We made our way past TV relay stations tucked away amongst forestry, the huge masts bristling with antennae, dishes and cablework, resembling the lair of a Bond villain in the middle of the trees. As the late afternoon approached, the sun started to win its battle with the rain, and the weather improved markedly. We soon reached Binevenagh forest, where The North Sperrin Way reaches its end, and set up camp just outside the forest. Our quicker pace today had allowed us a lot more time to relax and unwind when we got to camp, a change of clothes, more than one brew, and a leisurely dinner followed. We were joined for a while by our friend Chris, who kindly brought us some morale boosting supplies. We sat and chewed the fat (and the oat biscuits) for a while, with the clouds finally clearing to allow the stars to put on a stunning celestial display in all directions, before hitting the hay again reasonably early.
We awoke early next morning (very early, the clocks had gone forward an hour) to find it hazy, but thankfully dry. A leisurely breakfast was enjoyed before packing up the gear, and making our way back onto The Ulster Way, and onwards to our finishing point in Castlerock. We made our way along the bishops road, the views were stunning, even with the hazy conditions. We discussed what it must be like on this road when the conditions were clear, it is a truly stunning location for a walk. We didn’t encounter a single person for nearly the whole length of the road, strolling along in the morning sunshine for over 20 minutes, just listening to the birdsong and sounds of the pastoral landscape that surrounded us.
Then it was onto the home straight, our route began to descend to the aptly named Downhill, with Mussenden temple looking out to sea on its cliffside location, and the ruins of the bishops (he of the road we had just walked) house. From there it was a lovely walk through the very picturesque Downhill forest, and another reasonably short road section took us into Castlerock, where it was very convenient to find the train station for our journey home. Even more convenient was the bar right beside the train station, where we treated ourselves to some comfy seats and a few well earned pints! We then got on the train and headed home, with another fantastic walk under our belts. We were sore, tired, but elated at what we had achieved.

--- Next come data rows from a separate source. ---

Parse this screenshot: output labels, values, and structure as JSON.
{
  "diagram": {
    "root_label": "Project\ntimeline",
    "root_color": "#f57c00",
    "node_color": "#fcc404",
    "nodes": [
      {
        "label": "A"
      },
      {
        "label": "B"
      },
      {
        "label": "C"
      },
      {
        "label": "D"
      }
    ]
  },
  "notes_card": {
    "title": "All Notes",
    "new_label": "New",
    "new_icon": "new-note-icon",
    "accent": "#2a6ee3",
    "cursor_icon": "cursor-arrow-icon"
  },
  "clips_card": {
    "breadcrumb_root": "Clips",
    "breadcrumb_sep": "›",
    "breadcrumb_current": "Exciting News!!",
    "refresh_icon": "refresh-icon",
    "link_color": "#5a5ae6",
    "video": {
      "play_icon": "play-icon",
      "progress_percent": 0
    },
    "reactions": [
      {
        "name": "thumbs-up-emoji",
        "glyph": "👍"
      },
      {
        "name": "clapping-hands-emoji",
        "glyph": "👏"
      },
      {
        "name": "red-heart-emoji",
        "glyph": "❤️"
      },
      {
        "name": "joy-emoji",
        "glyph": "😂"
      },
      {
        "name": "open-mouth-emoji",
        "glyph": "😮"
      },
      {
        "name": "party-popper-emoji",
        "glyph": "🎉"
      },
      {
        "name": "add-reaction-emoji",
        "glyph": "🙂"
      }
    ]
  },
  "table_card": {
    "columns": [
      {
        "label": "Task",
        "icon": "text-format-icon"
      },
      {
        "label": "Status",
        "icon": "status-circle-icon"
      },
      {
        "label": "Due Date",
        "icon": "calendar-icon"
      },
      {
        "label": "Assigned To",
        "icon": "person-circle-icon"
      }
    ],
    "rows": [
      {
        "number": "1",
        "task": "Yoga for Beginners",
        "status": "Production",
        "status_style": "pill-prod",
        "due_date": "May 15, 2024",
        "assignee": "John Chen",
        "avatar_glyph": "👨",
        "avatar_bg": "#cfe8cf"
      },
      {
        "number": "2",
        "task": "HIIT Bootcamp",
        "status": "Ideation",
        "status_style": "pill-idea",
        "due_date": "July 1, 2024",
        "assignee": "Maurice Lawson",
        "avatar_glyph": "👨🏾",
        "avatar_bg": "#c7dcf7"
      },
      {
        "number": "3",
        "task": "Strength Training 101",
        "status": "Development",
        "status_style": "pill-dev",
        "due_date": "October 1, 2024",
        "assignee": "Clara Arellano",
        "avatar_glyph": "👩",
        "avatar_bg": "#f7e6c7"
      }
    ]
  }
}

Thanks for reading.
Check out the video footage John took of the hike in the video player below!